Vaccine slows progression of skeletal muscle disorder

May 13, 2009

A potential vaccine for Alzheimer's disease also has been shown in mice to slow the weakening of muscles associated with inclusion body myositis, a disorder that affects the elderly.

The finding brings new hope for IBM patients with weakness, inflammation or of muscles in their fingers, wrists, forearms or quadriceps. There is no cure for IBM, nor is there an effective treatment, according to the National Institutes of Health.

"The immunization wasn't a complete fix, but it significantly slowed the deterioration of motor function in our IBM mice," said Frank LaFerla, director of UC Irvine's Institute for and . "I hope our discovery leads to clinical trials and, eventually, a vaccine for people suffering from or at risk for IBM."

Study results appear Wednesday, May 13, in The Journal of Neuroscience.

LaFerla and assistant project scientist Masashi Kitazawa tested the vaccine on 1-year-old mice with high levels of a protein called in their skeletal muscle tissue - a characteristic feature of IBM.
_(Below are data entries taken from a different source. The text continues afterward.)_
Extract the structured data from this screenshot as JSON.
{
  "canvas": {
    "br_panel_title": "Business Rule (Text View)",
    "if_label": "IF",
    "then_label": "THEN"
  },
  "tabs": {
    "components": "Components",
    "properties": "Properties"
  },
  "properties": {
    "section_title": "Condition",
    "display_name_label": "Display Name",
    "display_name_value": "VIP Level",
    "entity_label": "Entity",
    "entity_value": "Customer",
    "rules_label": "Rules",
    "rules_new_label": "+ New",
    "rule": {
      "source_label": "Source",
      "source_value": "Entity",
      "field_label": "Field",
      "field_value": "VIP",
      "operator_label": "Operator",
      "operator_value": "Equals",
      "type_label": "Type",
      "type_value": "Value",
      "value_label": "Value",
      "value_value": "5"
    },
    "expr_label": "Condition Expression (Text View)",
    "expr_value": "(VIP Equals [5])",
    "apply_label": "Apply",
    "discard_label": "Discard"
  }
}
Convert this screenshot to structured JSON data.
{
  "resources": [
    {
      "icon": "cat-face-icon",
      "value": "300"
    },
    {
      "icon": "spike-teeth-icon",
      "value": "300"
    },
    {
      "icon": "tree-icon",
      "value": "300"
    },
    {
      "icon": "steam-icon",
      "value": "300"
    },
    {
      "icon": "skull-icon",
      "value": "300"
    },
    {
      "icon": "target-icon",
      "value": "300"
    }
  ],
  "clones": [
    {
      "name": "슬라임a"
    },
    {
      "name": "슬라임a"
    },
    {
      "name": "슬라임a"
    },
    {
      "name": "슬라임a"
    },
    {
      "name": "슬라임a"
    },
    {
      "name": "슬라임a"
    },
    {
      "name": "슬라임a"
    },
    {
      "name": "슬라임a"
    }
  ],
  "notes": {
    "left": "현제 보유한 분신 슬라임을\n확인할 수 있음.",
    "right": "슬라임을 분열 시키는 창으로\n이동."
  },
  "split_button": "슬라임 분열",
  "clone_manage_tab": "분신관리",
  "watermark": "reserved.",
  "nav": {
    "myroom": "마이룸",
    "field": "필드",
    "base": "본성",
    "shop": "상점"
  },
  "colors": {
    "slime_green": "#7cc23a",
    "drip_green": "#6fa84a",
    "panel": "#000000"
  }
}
After three months of treatment, the mice were producing antibodies against beta amyloid and had less of the protein in their muscles. Levels of oligomeric beta amyloid - a more toxic form - also were reduced.

"It appears the antibodies helped remove beta amyloid or blocked its accumulation in so they could stay healthy longer," Kitazawa said.

Immunotherapy approaches such as vaccination are being extensively studied for Alzheimer's in humans. In that disease, beta amyloid accumulates in the brain and leads to the creation of senile plaques, one of two signature Alzheimer's lesions. Although immunotherapy has shown some benefit in human clinical trials, there are significant safety concerns. For example, about 6 percent of people develop encephalitis, or .

LaFerla thinks it's unlikely IBM patients would develop encephalitis: "With IBM, brain integrity is not compromised like it is with Alzheimer's. We should be cautious, but there's little reason to assume IBM patients would have the same problem."

Source: University of California - Irvine

Related Stories

Recommended for you

Research reveals atomic-level changes in ALS-linked protein

January 18, 2018
For the first time, researchers have described atom-by-atom changes in a family of proteins linked to amyotrophic lateral sclerosis (ALS), a group of brain disorders known as frontotemporal dementia and degenerative diseases ...

Fragile X finding shows normal neurons that interact poorly

January 18, 2018
Neurons in mice afflicted with the genetic defect that causes Fragile X syndrome (FXS) appear similar to those in healthy mice, but these neurons fail to interact normally, resulting in the long-known cognitive impairments, ...

How your brain remembers what you had for dinner last night

January 17, 2018
Confirming earlier computational models, researchers at University of California San Diego and UC San Diego School of Medicine, with colleagues in Arizona and Louisiana, report that episodic memories are encoded in the hippocampus ...

Recording a thought's fleeting trip through the brain

January 17, 2018
University of California, Berkeley neuroscientists have tracked the progress of a thought through the brain, showing clearly how the prefrontal cortex at the front of the brain coordinates activity to help us act in response ...

Midbrain 'start neurons' control whether we walk or run

January 17, 2018
Locomotion comprises the most fundamental movements we perform. It is a complex sequence from initiating the first step, to stopping when we reach our goal. At the same time, locomotion is executed at different speeds to ...

Miles Davis is not Mozart: The brains of jazz and classical pianists work differently

January 16, 2018
Keith Jarret, world-famous jazz pianist, once answered in an interview when asked if he would ever be interested in doing a concert where he would play both jazz and classical music: "No, that's hilarious. [...] It's like ...

0 comments

Please sign in to add a comment. Registration is free, and takes less than a minute. Read more

Click here to reset your password.
Sign in to get notified via email when new comments are made.